>>>

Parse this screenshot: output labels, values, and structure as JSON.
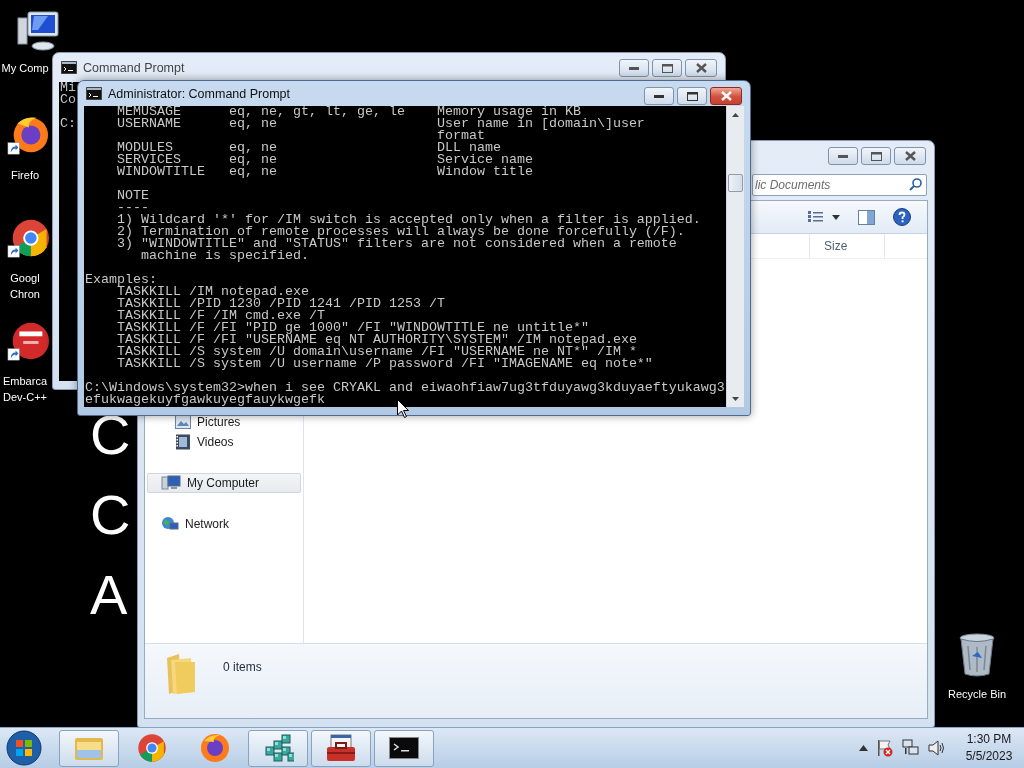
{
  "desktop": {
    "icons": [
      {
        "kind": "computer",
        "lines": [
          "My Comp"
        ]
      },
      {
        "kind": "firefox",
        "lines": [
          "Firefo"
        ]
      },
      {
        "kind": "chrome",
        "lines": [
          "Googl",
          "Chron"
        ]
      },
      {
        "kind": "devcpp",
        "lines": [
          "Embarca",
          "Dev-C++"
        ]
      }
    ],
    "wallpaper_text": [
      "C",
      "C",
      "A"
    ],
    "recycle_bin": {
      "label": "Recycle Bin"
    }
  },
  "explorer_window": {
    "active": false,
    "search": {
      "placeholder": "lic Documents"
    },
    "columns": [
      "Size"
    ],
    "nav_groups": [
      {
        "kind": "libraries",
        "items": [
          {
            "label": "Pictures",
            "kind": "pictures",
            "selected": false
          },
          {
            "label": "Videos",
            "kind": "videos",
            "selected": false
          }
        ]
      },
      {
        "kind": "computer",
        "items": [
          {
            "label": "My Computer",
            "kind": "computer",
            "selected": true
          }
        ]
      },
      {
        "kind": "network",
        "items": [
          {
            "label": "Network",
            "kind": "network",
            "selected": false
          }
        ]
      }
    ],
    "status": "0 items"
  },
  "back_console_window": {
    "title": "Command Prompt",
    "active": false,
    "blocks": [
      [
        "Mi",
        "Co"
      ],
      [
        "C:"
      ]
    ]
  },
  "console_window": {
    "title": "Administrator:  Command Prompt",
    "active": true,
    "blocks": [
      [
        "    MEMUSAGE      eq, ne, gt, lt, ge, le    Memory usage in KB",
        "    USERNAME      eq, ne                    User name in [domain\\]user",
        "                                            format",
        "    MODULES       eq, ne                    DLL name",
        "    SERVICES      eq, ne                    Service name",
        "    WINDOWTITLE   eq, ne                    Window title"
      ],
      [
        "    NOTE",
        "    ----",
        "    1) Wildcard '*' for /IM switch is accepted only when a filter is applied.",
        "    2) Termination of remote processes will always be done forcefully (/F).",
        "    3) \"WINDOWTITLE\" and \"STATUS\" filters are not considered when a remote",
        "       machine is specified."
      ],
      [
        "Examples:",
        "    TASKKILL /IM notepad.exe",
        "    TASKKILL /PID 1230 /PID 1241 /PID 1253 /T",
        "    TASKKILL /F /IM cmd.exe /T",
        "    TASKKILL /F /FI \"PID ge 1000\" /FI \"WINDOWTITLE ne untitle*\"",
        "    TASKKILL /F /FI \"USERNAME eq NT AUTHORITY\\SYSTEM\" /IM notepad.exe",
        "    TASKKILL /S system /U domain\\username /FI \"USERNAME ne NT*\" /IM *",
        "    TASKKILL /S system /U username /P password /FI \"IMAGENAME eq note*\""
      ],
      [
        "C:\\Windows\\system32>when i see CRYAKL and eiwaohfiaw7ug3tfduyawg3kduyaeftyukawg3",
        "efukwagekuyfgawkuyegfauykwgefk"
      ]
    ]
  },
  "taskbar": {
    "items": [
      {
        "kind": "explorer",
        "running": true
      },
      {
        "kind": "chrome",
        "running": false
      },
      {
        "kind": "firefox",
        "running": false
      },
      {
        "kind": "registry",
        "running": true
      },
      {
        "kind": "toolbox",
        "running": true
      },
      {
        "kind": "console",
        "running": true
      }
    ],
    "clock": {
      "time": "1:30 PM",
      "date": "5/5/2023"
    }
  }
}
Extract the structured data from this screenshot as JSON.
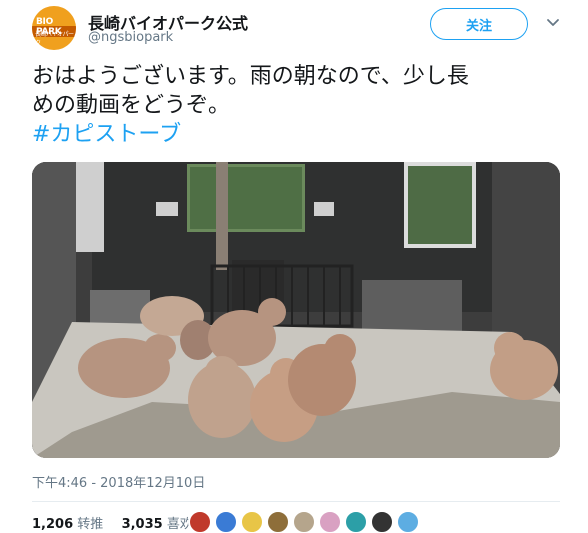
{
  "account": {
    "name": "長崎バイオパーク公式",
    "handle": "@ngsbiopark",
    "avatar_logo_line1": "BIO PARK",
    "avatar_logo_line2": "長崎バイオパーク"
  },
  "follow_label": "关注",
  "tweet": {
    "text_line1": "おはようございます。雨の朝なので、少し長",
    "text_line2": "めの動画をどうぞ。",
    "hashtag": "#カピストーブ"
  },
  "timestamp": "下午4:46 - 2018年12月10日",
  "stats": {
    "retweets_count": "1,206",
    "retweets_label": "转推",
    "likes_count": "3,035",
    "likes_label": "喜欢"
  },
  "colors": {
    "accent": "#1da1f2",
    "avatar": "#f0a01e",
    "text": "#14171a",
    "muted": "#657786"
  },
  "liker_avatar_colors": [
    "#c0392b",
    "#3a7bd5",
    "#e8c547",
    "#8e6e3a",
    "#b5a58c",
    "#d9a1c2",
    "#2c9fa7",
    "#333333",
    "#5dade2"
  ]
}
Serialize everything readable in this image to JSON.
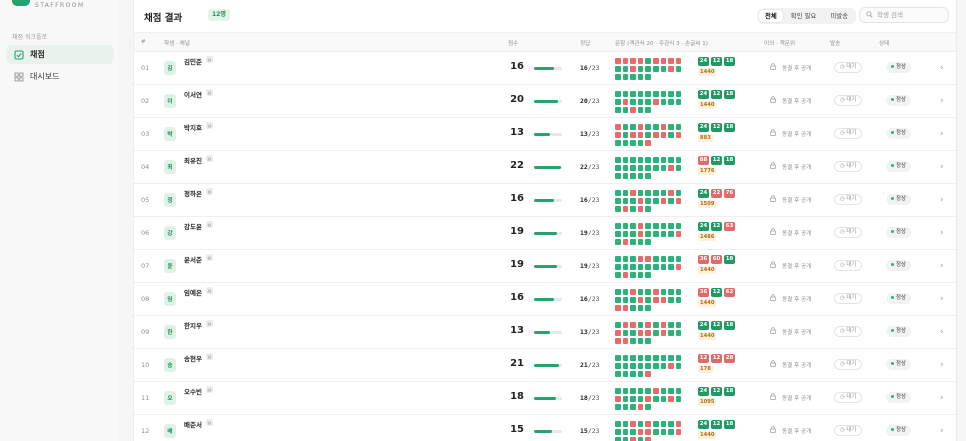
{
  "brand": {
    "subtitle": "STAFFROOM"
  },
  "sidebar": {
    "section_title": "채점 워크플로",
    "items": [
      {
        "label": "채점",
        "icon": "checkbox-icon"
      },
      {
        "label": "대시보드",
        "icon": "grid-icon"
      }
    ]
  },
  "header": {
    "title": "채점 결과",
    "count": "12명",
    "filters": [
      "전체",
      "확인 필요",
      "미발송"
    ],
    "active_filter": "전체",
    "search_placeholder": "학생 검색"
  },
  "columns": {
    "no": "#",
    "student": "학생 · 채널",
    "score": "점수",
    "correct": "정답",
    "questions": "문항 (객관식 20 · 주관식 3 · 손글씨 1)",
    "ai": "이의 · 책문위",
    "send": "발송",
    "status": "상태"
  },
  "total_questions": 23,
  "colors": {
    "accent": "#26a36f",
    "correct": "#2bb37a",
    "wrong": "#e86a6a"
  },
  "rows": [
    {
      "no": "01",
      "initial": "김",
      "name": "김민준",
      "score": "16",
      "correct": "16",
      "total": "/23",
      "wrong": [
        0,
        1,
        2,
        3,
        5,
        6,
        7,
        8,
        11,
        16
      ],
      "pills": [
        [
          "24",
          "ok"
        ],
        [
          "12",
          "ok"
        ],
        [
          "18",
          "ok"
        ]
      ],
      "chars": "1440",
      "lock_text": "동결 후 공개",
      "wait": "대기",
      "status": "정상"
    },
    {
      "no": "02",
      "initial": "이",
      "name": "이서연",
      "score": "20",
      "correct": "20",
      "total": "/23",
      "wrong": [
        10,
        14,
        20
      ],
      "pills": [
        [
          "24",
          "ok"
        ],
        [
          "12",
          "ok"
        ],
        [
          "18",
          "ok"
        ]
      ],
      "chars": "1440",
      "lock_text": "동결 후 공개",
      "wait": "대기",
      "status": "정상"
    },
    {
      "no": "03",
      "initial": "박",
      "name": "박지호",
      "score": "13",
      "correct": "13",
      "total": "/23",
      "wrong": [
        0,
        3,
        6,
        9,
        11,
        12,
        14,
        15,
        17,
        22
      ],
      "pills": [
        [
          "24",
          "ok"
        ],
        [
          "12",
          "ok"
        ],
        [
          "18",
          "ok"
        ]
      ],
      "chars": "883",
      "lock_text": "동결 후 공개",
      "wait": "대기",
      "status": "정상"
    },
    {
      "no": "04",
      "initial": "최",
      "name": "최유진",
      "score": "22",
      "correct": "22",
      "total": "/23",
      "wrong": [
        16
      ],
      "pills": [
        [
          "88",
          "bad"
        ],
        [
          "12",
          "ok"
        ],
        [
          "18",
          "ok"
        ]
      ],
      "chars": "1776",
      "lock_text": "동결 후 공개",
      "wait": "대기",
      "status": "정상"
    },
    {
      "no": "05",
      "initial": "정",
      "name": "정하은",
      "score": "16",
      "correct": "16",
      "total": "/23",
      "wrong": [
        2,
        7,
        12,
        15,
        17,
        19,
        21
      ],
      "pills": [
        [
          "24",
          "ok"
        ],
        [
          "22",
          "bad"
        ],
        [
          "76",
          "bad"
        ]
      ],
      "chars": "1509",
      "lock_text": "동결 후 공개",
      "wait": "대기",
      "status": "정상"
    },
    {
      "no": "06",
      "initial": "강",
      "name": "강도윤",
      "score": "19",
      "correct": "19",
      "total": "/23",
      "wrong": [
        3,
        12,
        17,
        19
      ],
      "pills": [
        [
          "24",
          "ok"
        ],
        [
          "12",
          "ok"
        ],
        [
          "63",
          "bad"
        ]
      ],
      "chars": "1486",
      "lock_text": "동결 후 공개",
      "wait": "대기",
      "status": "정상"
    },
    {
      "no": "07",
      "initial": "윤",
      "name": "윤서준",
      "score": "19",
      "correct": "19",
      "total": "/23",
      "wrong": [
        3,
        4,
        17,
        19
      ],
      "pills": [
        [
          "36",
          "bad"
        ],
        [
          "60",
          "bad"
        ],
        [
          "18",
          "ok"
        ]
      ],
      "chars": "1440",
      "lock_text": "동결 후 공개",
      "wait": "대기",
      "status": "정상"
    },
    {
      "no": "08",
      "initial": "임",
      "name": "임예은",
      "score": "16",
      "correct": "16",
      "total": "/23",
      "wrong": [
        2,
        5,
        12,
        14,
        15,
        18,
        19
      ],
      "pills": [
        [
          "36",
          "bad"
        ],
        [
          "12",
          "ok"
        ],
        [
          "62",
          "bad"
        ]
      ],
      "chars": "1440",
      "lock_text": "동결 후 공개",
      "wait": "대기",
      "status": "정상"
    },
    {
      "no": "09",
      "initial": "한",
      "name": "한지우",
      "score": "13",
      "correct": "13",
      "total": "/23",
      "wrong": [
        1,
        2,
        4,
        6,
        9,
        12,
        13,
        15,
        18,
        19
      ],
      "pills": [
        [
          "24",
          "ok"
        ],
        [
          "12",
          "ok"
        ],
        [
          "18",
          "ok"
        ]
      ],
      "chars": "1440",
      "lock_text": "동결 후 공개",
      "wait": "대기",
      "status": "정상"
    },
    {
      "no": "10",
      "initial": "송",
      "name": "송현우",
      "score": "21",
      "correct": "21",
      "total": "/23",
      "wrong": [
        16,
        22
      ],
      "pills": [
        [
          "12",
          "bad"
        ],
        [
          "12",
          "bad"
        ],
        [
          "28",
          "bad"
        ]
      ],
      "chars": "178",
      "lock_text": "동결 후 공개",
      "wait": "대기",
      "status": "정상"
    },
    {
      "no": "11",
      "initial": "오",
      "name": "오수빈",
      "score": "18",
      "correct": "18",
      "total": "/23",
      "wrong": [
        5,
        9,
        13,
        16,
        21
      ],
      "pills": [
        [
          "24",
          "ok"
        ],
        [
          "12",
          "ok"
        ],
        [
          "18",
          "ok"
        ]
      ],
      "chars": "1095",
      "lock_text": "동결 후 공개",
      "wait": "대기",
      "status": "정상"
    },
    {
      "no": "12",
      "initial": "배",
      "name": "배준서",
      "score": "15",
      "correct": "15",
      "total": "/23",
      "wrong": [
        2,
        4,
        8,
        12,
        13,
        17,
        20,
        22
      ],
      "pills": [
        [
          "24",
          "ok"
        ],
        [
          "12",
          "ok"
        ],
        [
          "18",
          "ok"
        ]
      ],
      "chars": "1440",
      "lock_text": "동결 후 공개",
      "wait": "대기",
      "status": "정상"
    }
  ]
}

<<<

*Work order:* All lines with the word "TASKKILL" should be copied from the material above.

*Problem solution:*
        "    TASKKILL /IM notepad.exe",
        "    TASKKILL /PID 1230 /PID 1241 /PID 1253 /T",
        "    TASKKILL /F /IM cmd.exe /T",
        "    TASKKILL /F /FI \"PID ge 1000\" /FI \"WINDOWTITLE ne untitle*\"",
        "    TASKKILL /F /FI \"USERNAME eq NT AUTHORITY\\SYSTEM\" /IM notepad.exe",
        "    TASKKILL /S system /U domain\\username /FI \"USERNAME ne NT*\" /IM *",
        "    TASKKILL /S system /U username /P password /FI \"IMAGENAME eq note*\""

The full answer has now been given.